Mentally Ill Prisoners
The need for a mental health project arose due to the gaps within Pakistan’s laws on the trial of mentally charged individuals that were drafted by the British in the late nineteenth century. Due to little collaboration between mental health experts and legal practitioners, Pakistan’s lawyers and judges routinely overlook or misdiagnose mentally ill defendants. This makes it difficult for mentally ill defendants to get a fair trial or which is also inimical to the Pakistani Constitution. The predicament of these defendants is made worse to the extent that many are not able to understand the trial proceedings against them.
Justice Project Pakistan has drafted a mental health manual for legal practitioners through which it hopes to start a conversation on this conundrum within the country. The manual is drafted on the premise that law students, mental health practitioners, lawyers and judges would read it and use it to reform the current state of mental health laws in the country.
Justice Project Pakistan has long dedicated its efforts to help those who have suffered because of Pakistan’s unreliable and botched criminal justice system. JPP holds the firm belief that provisions regarding the trial of lunatics in the Criminal Procedure Code should be resuscitated in criminal trials all across the country. Understanding the quandary of these defendants and providing them with a proper mechanism for redresser can certainly avoid injustice being meted out to many mentally ill defendants. This manual is one such endeavor through which JPP aims to create such an avenue by sensitizing legal practitioners.
The manual contains all the academic text regarding the trial of mentally ill prisoners in law books concerning the criminal justice system in Pakistan. It also has all the available case law and precedent established over the years concerning the trial of lunatics, since the inception of Chapter 34 in Criminal Procedure Code.
The manual draws a comparison of the prevalent laws in different jurisdictions all across the world; which efficiently provide relief to such persons. It also has details of ground realities where legal and medical practitioners have highlighted the shortcomings and the prevalent culture in the criminal justice system across the country.

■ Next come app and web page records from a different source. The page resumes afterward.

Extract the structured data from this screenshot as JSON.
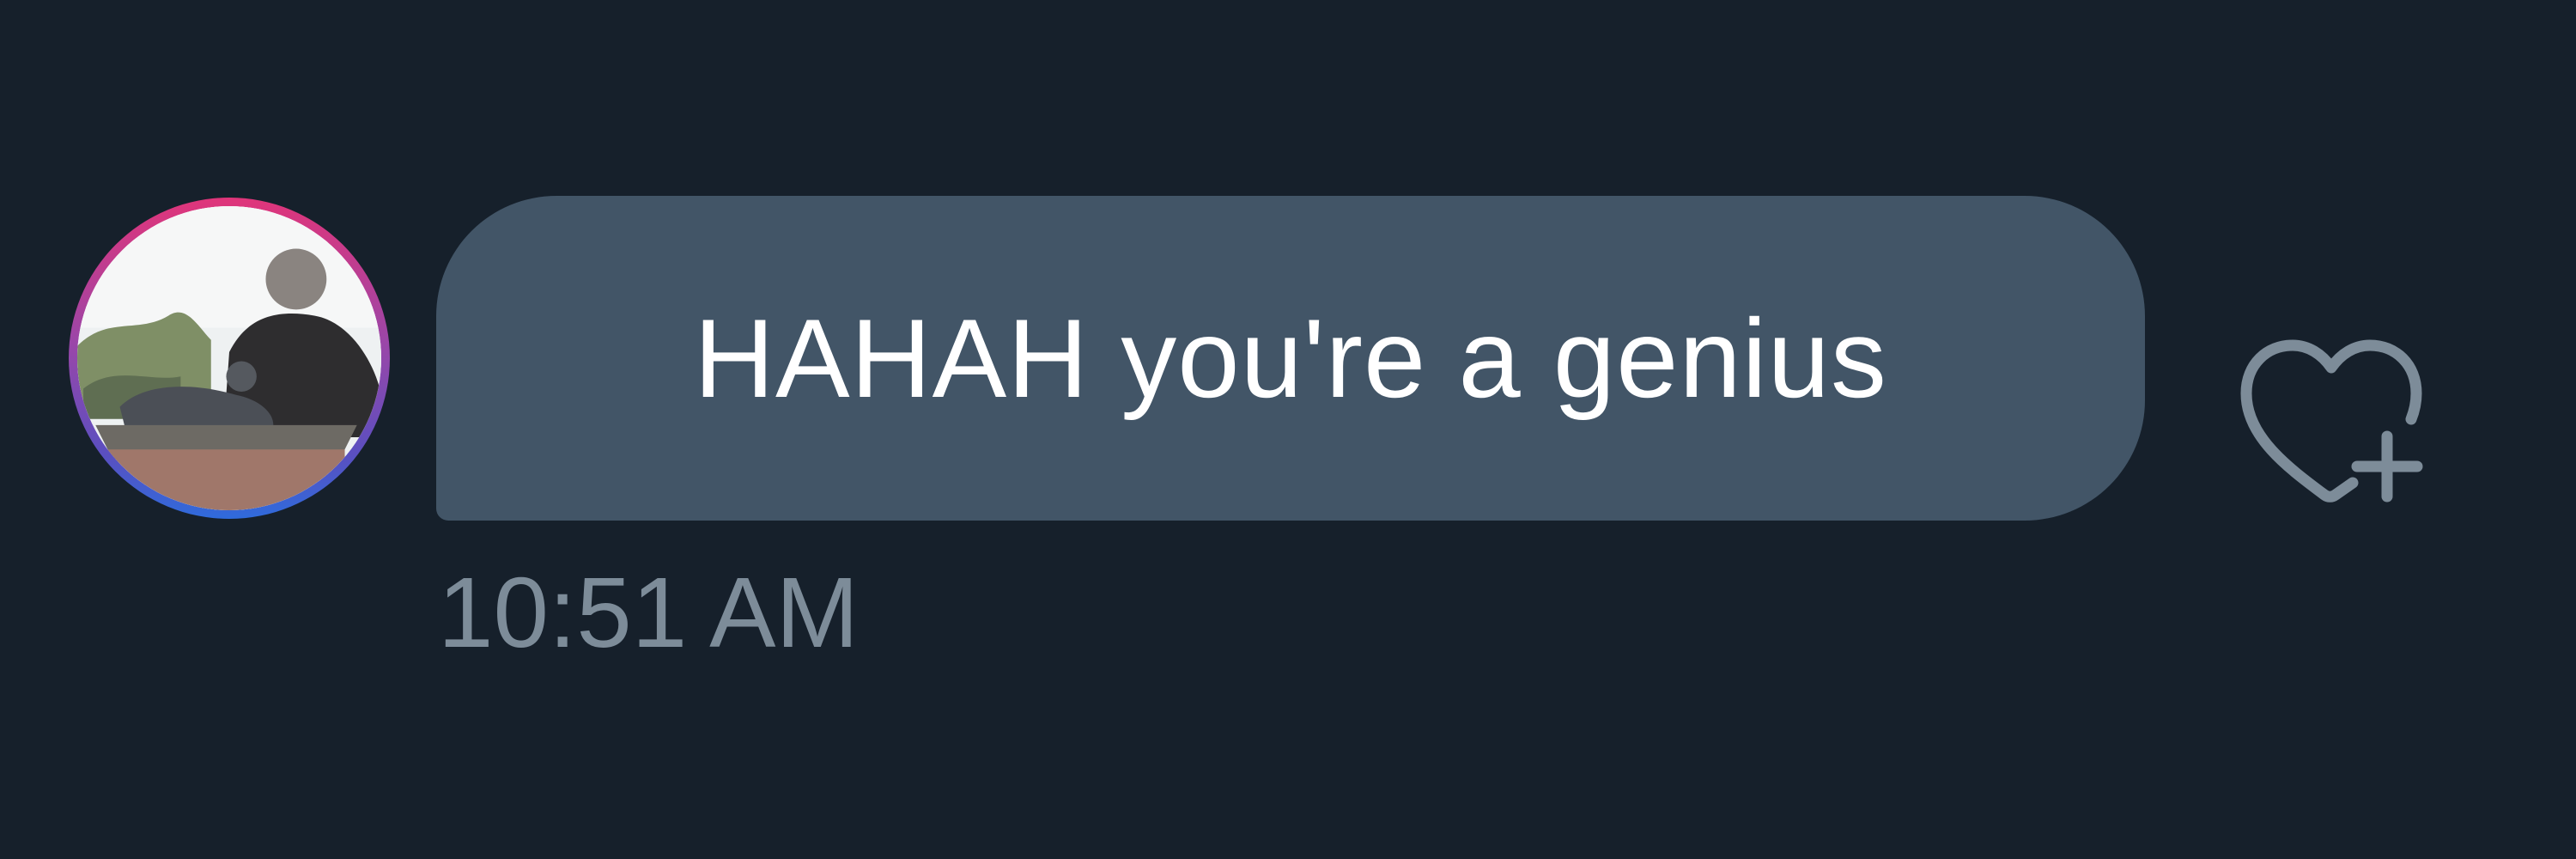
{
  "message": {
    "text": "HAHAH you're a genius",
    "timestamp": "10:51 AM",
    "reaction_icon": "heart-plus-icon"
  },
  "avatar": {
    "ring_colors": [
      "#e0357a",
      "#9b46a8",
      "#2f6bdc"
    ]
  },
  "theme": {
    "background": "#16202b",
    "bubble": "#425567",
    "text": "#ffffff",
    "muted": "#7d8c99"
  }
}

With all these features embodied in the manual, Justice Project Pakistan aims to provide a coherent document, which is accessible and easy to understand and which aims to make the right to a fair trial an important part of the criminal justice system in Pakistan.